[ACTION ITEM] Check every line of the entries for the string "title" and return the ones that contain it.
Start of MATERIAL FOR THIS TASK
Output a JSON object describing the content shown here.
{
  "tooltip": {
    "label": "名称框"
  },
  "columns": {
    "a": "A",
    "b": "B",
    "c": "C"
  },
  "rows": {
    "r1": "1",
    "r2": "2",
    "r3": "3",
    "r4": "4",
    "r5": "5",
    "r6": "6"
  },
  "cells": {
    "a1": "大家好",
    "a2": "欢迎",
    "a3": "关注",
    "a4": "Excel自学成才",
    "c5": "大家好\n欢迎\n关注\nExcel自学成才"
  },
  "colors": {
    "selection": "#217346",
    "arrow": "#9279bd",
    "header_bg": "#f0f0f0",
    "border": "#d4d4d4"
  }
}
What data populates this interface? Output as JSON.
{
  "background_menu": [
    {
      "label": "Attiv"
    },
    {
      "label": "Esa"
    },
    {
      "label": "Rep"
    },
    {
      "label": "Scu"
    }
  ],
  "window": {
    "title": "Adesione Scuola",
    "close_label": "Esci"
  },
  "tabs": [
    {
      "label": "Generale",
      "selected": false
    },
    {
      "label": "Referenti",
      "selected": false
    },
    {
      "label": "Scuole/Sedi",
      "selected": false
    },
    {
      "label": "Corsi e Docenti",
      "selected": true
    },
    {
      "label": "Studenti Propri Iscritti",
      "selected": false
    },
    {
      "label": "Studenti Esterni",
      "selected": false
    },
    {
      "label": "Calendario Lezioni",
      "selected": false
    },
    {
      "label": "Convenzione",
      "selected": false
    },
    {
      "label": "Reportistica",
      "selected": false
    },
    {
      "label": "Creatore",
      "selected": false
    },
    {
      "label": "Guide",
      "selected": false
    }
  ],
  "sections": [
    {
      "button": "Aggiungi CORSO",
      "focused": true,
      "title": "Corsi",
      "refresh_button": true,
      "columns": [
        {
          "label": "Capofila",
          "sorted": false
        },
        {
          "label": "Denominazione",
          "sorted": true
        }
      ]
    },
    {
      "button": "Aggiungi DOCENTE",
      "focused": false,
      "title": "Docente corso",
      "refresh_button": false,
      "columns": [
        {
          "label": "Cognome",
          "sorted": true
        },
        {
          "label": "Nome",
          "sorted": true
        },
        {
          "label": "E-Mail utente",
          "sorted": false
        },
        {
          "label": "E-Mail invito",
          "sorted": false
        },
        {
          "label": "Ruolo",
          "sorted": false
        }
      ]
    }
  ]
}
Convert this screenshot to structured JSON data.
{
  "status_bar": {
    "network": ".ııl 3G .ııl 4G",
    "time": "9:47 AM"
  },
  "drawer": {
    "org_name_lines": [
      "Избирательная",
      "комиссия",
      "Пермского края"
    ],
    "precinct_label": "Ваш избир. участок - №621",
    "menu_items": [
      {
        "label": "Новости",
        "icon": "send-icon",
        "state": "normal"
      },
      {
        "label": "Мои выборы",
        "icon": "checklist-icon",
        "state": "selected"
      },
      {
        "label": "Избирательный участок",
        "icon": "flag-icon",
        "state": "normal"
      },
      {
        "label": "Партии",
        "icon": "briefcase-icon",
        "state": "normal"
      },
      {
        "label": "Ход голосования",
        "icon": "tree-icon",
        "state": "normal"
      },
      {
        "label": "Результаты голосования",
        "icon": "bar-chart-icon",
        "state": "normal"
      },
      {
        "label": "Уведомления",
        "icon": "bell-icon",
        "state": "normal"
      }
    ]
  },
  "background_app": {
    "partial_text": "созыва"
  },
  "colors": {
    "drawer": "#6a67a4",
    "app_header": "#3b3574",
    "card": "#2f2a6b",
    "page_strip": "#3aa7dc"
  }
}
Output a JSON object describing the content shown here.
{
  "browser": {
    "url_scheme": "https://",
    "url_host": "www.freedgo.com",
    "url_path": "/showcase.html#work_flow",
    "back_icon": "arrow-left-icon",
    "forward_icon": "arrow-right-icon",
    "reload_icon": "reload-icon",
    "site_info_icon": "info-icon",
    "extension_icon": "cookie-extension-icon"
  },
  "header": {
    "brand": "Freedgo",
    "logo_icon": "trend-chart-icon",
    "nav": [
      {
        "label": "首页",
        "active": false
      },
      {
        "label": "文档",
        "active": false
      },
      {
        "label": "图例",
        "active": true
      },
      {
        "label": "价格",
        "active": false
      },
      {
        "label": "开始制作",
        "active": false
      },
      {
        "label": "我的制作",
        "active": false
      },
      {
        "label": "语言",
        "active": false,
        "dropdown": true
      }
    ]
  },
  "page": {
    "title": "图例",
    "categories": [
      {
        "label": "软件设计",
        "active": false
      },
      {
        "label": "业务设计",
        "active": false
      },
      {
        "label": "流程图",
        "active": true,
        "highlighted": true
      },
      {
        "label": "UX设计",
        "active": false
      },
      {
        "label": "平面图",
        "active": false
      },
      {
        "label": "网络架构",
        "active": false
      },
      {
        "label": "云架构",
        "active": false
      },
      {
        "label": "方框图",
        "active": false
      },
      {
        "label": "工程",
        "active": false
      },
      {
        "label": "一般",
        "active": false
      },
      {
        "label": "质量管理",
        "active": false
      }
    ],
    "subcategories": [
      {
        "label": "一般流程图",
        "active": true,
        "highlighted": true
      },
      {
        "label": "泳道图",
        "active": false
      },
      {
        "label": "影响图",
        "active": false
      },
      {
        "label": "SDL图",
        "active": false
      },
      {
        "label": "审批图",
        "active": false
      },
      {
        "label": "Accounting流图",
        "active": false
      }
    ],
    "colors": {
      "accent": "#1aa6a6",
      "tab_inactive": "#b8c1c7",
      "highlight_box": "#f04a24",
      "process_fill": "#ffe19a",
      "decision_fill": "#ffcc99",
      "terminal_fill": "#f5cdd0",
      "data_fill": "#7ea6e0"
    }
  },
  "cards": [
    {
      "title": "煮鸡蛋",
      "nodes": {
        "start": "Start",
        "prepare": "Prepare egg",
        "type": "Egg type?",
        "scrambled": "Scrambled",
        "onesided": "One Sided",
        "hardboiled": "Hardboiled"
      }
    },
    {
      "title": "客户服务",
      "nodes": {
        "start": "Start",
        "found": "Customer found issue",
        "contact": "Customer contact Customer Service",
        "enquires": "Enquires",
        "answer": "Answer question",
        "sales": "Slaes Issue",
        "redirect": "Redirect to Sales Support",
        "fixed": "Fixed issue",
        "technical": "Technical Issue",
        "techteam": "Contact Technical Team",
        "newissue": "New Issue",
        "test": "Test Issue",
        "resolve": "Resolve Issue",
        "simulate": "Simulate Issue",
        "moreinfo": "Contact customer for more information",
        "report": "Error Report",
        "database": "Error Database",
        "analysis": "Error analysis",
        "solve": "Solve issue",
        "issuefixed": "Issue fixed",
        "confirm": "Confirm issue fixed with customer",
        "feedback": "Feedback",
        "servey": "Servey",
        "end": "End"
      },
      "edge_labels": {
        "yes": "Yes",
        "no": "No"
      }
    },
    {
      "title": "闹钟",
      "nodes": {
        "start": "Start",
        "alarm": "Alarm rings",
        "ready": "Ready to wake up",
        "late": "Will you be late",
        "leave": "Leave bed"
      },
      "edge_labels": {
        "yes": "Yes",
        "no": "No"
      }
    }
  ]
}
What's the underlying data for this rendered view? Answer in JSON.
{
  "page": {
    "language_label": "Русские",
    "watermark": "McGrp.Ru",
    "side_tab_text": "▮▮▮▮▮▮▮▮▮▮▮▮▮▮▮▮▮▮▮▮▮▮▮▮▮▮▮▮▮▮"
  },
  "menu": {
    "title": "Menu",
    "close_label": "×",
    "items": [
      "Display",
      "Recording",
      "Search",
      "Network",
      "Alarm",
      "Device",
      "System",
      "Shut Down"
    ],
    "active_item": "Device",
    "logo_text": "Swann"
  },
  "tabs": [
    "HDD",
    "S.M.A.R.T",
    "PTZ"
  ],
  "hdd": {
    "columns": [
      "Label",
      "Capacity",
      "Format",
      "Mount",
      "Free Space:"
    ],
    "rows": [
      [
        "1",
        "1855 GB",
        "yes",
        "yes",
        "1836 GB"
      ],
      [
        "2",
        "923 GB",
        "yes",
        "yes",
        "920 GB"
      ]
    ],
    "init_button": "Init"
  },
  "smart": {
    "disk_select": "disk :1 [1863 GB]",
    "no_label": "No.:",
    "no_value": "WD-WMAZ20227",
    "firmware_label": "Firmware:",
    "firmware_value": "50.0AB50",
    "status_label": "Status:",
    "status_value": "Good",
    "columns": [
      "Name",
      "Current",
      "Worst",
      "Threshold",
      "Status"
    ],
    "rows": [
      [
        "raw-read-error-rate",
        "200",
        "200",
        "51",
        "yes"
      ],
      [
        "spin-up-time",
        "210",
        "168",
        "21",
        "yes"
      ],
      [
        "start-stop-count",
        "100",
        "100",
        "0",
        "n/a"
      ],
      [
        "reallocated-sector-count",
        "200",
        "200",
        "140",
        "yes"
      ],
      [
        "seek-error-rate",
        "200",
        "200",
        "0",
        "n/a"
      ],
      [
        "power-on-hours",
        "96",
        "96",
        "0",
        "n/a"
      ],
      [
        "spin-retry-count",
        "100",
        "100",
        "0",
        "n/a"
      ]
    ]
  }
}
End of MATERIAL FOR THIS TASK
[RESPONSE TO THE EXERCISE]
    "title": "Adesione Scuola",
      "title": "Corsi",
      "title": "Docente corso",
    "title": "图例",
      "title": "煮鸡蛋",
      "title": "客户服务",
      "title": "闹钟",
    "title": "Menu",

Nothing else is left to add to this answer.